A South Island farming couple whose farm was the first discovered with Mycoplasma bovis are taking legal action against the Ministry for Primary Industries (MPI).
The Ministry for Primary Industries (MPI) wants pastoral livestock farmers to be aware of their animal welfare responsibilities, whether animals are kept at home or sent off-farm to graze.
“This time of year can be challenging for farmers, with wet and muddy conditions increasing risks to the welfare of their livestock,” says Kate Littin, manager animal welfare.
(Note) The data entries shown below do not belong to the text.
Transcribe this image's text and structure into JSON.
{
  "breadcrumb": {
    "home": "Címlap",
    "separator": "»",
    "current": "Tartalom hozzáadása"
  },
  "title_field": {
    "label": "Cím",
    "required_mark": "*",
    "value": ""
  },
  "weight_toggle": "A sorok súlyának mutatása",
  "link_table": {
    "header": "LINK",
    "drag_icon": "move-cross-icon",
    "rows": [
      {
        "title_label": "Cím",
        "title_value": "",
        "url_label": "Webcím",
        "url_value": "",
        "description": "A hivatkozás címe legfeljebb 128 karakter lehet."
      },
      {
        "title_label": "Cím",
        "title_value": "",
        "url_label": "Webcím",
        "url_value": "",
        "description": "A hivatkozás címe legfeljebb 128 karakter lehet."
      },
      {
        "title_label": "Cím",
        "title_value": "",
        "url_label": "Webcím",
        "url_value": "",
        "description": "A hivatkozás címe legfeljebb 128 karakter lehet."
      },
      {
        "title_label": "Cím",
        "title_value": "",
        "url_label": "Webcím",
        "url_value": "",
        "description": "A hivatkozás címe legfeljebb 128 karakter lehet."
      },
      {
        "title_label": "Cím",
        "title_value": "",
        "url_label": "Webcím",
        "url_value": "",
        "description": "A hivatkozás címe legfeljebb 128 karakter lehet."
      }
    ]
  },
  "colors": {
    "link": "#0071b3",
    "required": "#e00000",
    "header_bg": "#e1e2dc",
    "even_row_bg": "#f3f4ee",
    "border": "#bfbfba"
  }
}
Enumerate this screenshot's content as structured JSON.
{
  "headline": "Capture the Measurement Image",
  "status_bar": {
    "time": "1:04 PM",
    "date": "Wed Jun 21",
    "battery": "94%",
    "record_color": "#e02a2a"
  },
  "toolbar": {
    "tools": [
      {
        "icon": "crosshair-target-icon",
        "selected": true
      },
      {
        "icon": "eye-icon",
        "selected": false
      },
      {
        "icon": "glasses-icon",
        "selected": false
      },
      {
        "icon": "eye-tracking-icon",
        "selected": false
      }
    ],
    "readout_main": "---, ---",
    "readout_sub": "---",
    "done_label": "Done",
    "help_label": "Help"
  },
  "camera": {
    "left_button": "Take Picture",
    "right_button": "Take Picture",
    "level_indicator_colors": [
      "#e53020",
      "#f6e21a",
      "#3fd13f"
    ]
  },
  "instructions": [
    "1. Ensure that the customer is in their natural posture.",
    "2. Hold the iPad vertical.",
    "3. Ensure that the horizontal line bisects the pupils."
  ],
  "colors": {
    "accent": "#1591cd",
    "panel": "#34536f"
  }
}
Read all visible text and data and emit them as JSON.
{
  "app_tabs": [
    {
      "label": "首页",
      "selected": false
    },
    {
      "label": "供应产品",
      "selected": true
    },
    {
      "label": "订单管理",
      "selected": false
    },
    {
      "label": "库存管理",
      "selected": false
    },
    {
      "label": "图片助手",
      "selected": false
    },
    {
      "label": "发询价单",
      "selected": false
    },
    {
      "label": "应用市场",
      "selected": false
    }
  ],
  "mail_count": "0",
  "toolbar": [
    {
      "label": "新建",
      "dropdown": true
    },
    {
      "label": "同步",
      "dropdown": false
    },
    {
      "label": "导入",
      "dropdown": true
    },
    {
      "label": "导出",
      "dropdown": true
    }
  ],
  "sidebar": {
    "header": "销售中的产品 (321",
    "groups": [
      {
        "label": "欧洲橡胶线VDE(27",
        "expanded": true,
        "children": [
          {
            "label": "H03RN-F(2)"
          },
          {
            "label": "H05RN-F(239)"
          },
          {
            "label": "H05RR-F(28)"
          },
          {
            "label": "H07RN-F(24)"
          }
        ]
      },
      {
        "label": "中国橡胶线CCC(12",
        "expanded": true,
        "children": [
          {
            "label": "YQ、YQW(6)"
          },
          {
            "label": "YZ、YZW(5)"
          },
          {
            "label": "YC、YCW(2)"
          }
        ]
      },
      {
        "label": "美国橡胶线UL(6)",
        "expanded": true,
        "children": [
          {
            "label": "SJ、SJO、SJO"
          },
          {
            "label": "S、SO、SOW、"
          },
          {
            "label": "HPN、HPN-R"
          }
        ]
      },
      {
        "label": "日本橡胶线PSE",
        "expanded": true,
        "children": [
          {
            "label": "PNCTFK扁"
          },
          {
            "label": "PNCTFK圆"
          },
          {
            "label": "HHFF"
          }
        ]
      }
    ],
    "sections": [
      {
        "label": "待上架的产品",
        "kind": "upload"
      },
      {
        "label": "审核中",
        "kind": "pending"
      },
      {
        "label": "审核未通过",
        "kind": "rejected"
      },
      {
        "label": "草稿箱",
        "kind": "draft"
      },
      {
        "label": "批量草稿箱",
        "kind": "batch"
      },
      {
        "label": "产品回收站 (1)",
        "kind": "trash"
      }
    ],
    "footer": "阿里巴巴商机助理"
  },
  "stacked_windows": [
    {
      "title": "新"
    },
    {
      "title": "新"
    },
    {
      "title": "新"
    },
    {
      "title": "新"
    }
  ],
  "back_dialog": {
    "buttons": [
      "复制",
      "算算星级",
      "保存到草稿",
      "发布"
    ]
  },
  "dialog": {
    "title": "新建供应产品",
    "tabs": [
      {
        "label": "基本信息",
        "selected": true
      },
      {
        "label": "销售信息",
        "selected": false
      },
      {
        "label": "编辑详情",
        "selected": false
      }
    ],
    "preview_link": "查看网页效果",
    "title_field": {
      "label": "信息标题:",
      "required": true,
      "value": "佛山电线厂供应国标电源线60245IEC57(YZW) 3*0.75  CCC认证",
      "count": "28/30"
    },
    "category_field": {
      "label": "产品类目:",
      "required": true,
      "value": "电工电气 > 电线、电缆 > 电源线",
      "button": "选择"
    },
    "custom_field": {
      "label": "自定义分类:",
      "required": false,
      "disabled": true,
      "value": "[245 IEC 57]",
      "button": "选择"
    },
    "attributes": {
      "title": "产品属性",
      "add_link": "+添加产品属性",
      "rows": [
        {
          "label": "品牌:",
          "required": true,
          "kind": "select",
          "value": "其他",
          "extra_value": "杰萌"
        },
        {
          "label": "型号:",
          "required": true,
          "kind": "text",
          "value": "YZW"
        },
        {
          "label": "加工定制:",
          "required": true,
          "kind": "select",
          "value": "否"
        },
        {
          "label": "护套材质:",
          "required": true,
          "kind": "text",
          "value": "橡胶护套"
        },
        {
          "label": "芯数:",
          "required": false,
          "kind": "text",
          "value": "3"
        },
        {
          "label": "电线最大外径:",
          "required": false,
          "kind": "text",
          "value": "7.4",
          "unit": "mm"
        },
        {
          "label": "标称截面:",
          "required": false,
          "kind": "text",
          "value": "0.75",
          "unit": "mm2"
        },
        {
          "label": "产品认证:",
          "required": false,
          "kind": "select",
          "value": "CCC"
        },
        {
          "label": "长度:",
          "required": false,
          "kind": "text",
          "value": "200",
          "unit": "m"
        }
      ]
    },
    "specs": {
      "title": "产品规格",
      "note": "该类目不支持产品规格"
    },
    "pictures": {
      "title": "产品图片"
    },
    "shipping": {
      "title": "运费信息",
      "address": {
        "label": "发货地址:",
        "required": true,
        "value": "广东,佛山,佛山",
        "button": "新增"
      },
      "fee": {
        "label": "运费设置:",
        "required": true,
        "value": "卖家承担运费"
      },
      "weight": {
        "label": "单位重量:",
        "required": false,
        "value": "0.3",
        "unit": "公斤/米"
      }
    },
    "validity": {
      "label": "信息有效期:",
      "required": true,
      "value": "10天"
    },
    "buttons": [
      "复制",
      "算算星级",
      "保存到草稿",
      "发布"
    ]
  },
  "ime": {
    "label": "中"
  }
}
“Many farmers, particularly in Southland and Otago, choose to break feed stock on crop over the winter months. It’s a great way to provide food for animals and protect pastures, but does require careful planning and good stockmanship to avoid welfare risks that wet weather can bring.”
New Zealand’s codes of animal welfare require livestock to have access to areas free of surface water and mud, and appropriate shelter from adverse weather.
Animals will refuse to lie down on wet ground and can then become stressed, stop eating and are more susceptible to lameness, Littin says.
There are a number of ways farmers can mitigate risks to animal welfare over winter.
“If there is a spell of extreme weather or prolonged wet conditions, you may need to move your stock off the crop to drier land, and you should plan for this possibility – having a ‘plan B’ is the key.
“Clean drinking water must be available for animals at all times. Owners are still responsible for the welfare of their stock while they are off-farm for winter grazing and should check on the conditions, including their access to shelter and water.
“When transitioning from pasture to crop and back again, stock can be negatively affected. Ensuring you follow a gradual transition plan when moving your animals will prevent issues.”
MPI recommends talking to your vet for help with planning and any animal health concerns. Resources to help farmers with their winter grazing management are available online from DairyNZ and Beef+Lamb New Zealand